In other words, the astronomers did exactly what scientists should do when they have new results that might be important to the public: they communicated what information they currently had, what the uncertainties were, and what they were doing to resolve those uncertainties. But this example might seem too easy, because it was clear that it would not take too long for more accurate observations to resolve the question: the potential impact was far enough in the future that it clearly was no problem waiting a few months for a definite answer. Also, the scientists had no doubts about what they were going to do to get the definite answer.
A more interesting example is the announcement of the OPERA experimental results which, at least at face value, seemed to imply the existence of faster-than-light neutrinos. Here, the scientists basically announced that they were befuddled and were asking for help: they clearly understood that the FTL neutrino hypothesis was an extraordinary claim, but they had been unable to find any other explanation for the data on their own, so they were appealing to the world scientific community for assistance in analyzing their experiment. As it turned out, of course, there were no FTL neutrinos: the anomalous data were due to a fairly subtle issue with the experimental equipment that took quite some time to figure out.

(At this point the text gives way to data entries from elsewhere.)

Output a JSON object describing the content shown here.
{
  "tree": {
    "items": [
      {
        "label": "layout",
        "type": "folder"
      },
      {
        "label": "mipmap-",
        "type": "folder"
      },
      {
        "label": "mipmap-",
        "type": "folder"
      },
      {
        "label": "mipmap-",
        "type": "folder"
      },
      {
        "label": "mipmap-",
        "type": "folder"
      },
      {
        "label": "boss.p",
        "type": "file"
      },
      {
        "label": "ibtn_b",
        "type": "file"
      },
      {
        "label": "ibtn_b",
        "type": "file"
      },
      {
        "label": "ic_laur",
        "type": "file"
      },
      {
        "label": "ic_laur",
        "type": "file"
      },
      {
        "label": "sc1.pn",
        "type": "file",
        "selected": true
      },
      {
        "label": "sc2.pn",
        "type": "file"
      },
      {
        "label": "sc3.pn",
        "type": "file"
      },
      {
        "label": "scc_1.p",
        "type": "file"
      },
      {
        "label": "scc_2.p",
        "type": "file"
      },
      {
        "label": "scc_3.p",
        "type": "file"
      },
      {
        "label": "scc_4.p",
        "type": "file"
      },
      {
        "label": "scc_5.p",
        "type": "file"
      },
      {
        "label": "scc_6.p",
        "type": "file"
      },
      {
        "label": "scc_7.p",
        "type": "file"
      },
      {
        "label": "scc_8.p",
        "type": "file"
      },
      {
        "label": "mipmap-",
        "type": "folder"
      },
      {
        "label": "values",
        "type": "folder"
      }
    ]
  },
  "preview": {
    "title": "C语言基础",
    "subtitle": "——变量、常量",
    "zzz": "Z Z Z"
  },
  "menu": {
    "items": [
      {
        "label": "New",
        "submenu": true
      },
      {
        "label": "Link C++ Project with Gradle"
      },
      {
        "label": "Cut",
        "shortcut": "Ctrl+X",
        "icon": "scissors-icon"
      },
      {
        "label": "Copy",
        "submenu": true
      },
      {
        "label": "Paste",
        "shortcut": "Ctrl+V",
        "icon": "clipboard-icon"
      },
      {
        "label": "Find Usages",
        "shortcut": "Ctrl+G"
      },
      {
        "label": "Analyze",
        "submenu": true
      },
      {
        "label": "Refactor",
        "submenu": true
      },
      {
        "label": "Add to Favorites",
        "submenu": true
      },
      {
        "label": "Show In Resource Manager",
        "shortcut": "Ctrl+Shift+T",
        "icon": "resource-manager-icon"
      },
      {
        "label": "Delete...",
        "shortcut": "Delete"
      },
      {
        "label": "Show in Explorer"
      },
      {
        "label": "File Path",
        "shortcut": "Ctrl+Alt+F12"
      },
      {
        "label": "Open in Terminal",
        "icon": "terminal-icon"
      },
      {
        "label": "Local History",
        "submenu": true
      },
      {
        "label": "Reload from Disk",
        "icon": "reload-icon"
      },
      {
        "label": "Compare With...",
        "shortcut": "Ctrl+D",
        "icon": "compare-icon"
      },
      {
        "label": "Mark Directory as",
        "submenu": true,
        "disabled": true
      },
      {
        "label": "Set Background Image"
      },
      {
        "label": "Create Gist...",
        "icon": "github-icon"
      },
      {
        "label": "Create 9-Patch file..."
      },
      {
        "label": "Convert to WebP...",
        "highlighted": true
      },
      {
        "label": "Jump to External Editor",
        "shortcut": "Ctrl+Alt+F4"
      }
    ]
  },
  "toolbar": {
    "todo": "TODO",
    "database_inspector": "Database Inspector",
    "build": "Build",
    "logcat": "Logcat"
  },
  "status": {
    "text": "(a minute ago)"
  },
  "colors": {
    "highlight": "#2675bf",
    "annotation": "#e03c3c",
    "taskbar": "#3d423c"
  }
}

While it was being figured out, of course, there were all kinds of speculations and discussions about possible new physics (including a long thread here on Physics Forums). But the OPERA scientists themselves were careful not to make any claims about new physics in their official statements. They took the position, as noted above, that they were simply asking for help in figuring out what was going on, and making no judgments until that process was finished. So again, I think they were doing what scientists should do in such situations.
In summary, while neither scientists nor anyone else should have their claims believed simply on their authority, there are cases where definite predictions by scientists are reliable enough to be taken as authoritative. If the scientists have a good predictive track record, and if they are presenting their information with due attention to whatever uncertainties are present, then one’s own common sense should be a good guide in evaluating their claims, and if it ends up that the uncertainties are resolved and a definite, precise claim is made in such a case, it is worth taking very seriously. If those elements are not present, however, that should be a red flag that one should not be putting too much weight on the claims being made.
- Completed Educational Background: MIT Master’s
- Favorite Area of Science: Relativity